• _Goal of the exercise_
An exact copy of every record is required.

• _The records_
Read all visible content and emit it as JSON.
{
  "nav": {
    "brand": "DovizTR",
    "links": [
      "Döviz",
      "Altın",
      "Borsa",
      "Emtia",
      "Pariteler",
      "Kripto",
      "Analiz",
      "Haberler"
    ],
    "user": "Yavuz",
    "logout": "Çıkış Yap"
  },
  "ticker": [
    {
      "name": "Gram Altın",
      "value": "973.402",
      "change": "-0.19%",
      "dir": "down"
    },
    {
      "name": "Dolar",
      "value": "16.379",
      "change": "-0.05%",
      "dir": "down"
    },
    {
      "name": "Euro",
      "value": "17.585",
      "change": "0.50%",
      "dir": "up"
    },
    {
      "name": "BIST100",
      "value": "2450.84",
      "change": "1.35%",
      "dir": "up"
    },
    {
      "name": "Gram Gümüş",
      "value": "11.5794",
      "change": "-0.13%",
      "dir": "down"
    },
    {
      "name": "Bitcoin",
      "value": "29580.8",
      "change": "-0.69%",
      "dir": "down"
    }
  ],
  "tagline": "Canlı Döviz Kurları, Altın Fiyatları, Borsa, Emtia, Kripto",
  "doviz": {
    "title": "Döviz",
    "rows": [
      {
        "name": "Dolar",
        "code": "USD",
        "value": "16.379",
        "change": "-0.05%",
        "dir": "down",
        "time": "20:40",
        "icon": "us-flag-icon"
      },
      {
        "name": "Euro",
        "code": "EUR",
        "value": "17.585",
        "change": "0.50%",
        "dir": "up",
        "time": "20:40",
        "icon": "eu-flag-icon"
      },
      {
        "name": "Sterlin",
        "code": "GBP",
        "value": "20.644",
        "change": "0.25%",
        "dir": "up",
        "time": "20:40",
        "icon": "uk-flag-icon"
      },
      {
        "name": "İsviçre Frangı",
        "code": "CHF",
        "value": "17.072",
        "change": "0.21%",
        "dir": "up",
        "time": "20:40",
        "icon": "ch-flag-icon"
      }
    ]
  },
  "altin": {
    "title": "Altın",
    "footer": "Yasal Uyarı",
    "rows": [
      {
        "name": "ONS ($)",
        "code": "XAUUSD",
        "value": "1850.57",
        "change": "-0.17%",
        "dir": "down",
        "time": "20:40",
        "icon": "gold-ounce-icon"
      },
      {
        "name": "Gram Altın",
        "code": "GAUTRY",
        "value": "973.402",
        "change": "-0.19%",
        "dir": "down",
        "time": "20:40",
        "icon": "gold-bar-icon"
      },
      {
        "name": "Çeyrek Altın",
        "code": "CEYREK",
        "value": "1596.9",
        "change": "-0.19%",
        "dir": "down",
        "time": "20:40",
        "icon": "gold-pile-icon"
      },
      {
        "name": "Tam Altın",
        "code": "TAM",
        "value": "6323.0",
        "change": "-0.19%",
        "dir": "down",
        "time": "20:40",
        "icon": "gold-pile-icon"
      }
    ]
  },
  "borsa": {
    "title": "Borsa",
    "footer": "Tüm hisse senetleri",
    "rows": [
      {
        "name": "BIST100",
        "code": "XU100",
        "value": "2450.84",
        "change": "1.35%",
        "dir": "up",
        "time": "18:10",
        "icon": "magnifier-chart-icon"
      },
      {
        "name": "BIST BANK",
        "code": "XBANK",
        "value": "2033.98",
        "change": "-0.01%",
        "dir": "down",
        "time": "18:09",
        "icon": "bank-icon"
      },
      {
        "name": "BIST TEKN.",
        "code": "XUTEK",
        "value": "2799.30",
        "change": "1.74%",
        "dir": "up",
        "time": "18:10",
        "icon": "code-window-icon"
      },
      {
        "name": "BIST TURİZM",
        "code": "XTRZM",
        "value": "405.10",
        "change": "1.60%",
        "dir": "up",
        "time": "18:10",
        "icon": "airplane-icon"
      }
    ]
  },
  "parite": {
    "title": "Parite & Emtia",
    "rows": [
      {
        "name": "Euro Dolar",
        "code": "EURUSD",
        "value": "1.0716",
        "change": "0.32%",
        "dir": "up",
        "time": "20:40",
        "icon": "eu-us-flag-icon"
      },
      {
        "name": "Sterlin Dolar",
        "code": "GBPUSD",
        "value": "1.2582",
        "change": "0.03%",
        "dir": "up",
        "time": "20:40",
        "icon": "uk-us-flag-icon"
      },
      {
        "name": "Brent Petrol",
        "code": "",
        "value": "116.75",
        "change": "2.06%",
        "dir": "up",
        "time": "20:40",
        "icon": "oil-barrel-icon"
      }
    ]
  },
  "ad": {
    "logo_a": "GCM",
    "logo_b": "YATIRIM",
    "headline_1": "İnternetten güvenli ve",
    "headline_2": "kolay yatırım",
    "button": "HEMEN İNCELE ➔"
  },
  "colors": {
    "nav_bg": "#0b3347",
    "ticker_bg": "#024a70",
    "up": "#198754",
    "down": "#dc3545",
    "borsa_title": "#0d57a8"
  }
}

• _Output below_
Read all visible content and emit it as JSON.
{
  "nav": {
    "brand": "DovizTR",
    "links": [
      "Döviz",
      "Altın",
      "Borsa",
      "Emtia",
      "Pariteler",
      "Kripto",
      "Analiz",
      "Haberler"
    ],
    "user": "Yavuz",
    "logout": "Çıkış Yap"
  },
  "ticker": [
    {
      "name": "Gram Altın",
      "value": "973.402",
      "change": "-0.19%",
      "dir": "down"
    },
    {
      "name": "Dolar",
      "value": "16.379",
      "change": "-0.05%",
      "dir": "down"
    },
    {
      "name": "Euro",
      "value": "17.585",
      "change": "0.50%",
      "dir": "up"
    },
    {
      "name": "BIST100",
      "value": "2450.84",
      "change": "1.35%",
      "dir": "up"
    },
    {
      "name": "Gram Gümüş",
      "value": "11.5794",
      "change": "-0.13%",
      "dir": "down"
    },
    {
      "name": "Bitcoin",
      "value": "29580.8",
      "change": "-0.69%",
      "dir": "down"
    }
  ],
  "tagline": "Canlı Döviz Kurları, Altın Fiyatları, Borsa, Emtia, Kripto",
  "doviz": {
    "title": "Döviz",
    "rows": [
      {
        "name": "Dolar",
        "code": "USD",
        "value": "16.379",
        "change": "-0.05%",
        "dir": "down",
        "time": "20:40",
        "icon": "us-flag-icon"
      },
      {
        "name": "Euro",
        "code": "EUR",
        "value": "17.585",
        "change": "0.50%",
        "dir": "up",
        "time": "20:40",
        "icon": "eu-flag-icon"
      },
      {
        "name": "Sterlin",
        "code": "GBP",
        "value": "20.644",
        "change": "0.25%",
        "dir": "up",
        "time": "20:40",
        "icon": "uk-flag-icon"
      },
      {
        "name": "İsviçre Frangı",
        "code": "CHF",
        "value": "17.072",
        "change": "0.21%",
        "dir": "up",
        "time": "20:40",
        "icon": "ch-flag-icon"
      }
    ]
  },
  "altin": {
    "title": "Altın",
    "footer": "Yasal Uyarı",
    "rows": [
      {
        "name": "ONS ($)",
        "code": "XAUUSD",
        "value": "1850.57",
        "change": "-0.17%",
        "dir": "down",
        "time": "20:40",
        "icon": "gold-ounce-icon"
      },
      {
        "name": "Gram Altın",
        "code": "GAUTRY",
        "value": "973.402",
        "change": "-0.19%",
        "dir": "down",
        "time": "20:40",
        "icon": "gold-bar-icon"
      },
      {
        "name": "Çeyrek Altın",
        "code": "CEYREK",
        "value": "1596.9",
        "change": "-0.19%",
        "dir": "down",
        "time": "20:40",
        "icon": "gold-pile-icon"
      },
      {
        "name": "Tam Altın",
        "code": "TAM",
        "value": "6323.0",
        "change": "-0.19%",
        "dir": "down",
        "time": "20:40",
        "icon": "gold-pile-icon"
      }
    ]
  },
  "borsa": {
    "title": "Borsa",
    "footer": "Tüm hisse senetleri",
    "rows": [
      {
        "name": "BIST100",
        "code": "XU100",
        "value": "2450.84",
        "change": "1.35%",
        "dir": "up",
        "time": "18:10",
        "icon": "magnifier-chart-icon"
      },
      {
        "name": "BIST BANK",
        "code": "XBANK",
        "value": "2033.98",
        "change": "-0.01%",
        "dir": "down",
        "time": "18:09",
        "icon": "bank-icon"
      },
      {
        "name": "BIST TEKN.",
        "code": "XUTEK",
        "value": "2799.30",
        "change": "1.74%",
        "dir": "up",
        "time": "18:10",
        "icon": "code-window-icon"
      },
      {
        "name": "BIST TURİZM",
        "code": "XTRZM",
        "value": "405.10",
        "change": "1.60%",
        "dir": "up",
        "time": "18:10",
        "icon": "airplane-icon"
      }
    ]
  },
  "parite": {
    "title": "Parite & Emtia",
    "rows": [
      {
        "name": "Euro Dolar",
        "code": "EURUSD",
        "value": "1.0716",
        "change": "0.32%",
        "dir": "up",
        "time": "20:40",
        "icon": "eu-us-flag-icon"
      },
      {
        "name": "Sterlin Dolar",
        "code": "GBPUSD",
        "value": "1.2582",
        "change": "0.03%",
        "dir": "up",
        "time": "20:40",
        "icon": "uk-us-flag-icon"
      },
      {
        "name": "Brent Petrol",
        "code": "",
        "value": "116.75",
        "change": "2.06%",
        "dir": "up",
        "time": "20:40",
        "icon": "oil-barrel-icon"
      }
    ]
  },
  "ad": {
    "logo_a": "GCM",
    "logo_b": "YATIRIM",
    "headline_1": "İnternetten güvenli ve",
    "headline_2": "kolay yatırım",
    "button": "HEMEN İNCELE ➔"
  },
  "colors": {
    "nav_bg": "#0b3347",
    "ticker_bg": "#024a70",
    "up": "#198754",
    "down": "#dc3545",
    "borsa_title": "#0d57a8"
  }
}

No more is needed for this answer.